DIRECTIONS FOR THIS TASK » In the data below, how many lines include the string "flag"? Give only the number.

THE RECORDS »
:::
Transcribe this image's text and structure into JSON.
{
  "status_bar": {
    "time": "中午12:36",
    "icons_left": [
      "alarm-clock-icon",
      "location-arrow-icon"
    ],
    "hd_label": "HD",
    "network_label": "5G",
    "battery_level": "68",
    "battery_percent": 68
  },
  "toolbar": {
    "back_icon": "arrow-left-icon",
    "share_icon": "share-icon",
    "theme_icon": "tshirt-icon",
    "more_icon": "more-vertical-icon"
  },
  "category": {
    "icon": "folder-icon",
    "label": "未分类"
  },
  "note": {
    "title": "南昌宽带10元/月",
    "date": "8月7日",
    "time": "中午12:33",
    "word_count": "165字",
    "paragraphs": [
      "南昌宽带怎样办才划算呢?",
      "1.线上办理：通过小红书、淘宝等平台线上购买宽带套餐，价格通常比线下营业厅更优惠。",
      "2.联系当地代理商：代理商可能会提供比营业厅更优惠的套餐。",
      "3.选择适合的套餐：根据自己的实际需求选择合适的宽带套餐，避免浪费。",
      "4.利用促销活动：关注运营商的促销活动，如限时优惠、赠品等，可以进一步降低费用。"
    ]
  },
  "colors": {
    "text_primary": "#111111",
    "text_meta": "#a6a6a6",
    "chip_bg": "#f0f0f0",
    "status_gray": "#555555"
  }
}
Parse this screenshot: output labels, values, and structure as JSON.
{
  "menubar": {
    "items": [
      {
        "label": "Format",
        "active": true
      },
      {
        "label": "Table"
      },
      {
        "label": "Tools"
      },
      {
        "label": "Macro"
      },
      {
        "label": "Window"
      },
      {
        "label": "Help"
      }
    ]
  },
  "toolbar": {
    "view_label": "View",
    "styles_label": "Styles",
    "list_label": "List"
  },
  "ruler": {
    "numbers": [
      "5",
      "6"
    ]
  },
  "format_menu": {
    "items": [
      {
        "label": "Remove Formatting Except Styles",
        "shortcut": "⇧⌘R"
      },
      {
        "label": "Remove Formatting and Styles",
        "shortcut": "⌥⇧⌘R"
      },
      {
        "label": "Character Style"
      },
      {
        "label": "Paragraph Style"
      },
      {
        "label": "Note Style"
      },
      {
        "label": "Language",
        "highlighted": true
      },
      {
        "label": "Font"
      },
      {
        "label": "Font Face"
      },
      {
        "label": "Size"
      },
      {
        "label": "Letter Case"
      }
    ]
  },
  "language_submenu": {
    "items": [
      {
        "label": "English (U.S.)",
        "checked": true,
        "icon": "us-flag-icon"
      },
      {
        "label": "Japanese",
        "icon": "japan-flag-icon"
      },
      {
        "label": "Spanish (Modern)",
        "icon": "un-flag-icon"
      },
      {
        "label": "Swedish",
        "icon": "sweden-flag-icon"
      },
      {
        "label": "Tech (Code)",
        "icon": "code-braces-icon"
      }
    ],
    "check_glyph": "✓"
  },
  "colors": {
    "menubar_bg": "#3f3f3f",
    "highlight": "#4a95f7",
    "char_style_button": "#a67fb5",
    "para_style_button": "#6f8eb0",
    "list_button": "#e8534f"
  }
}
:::
WRITTEN SOLUTION » 4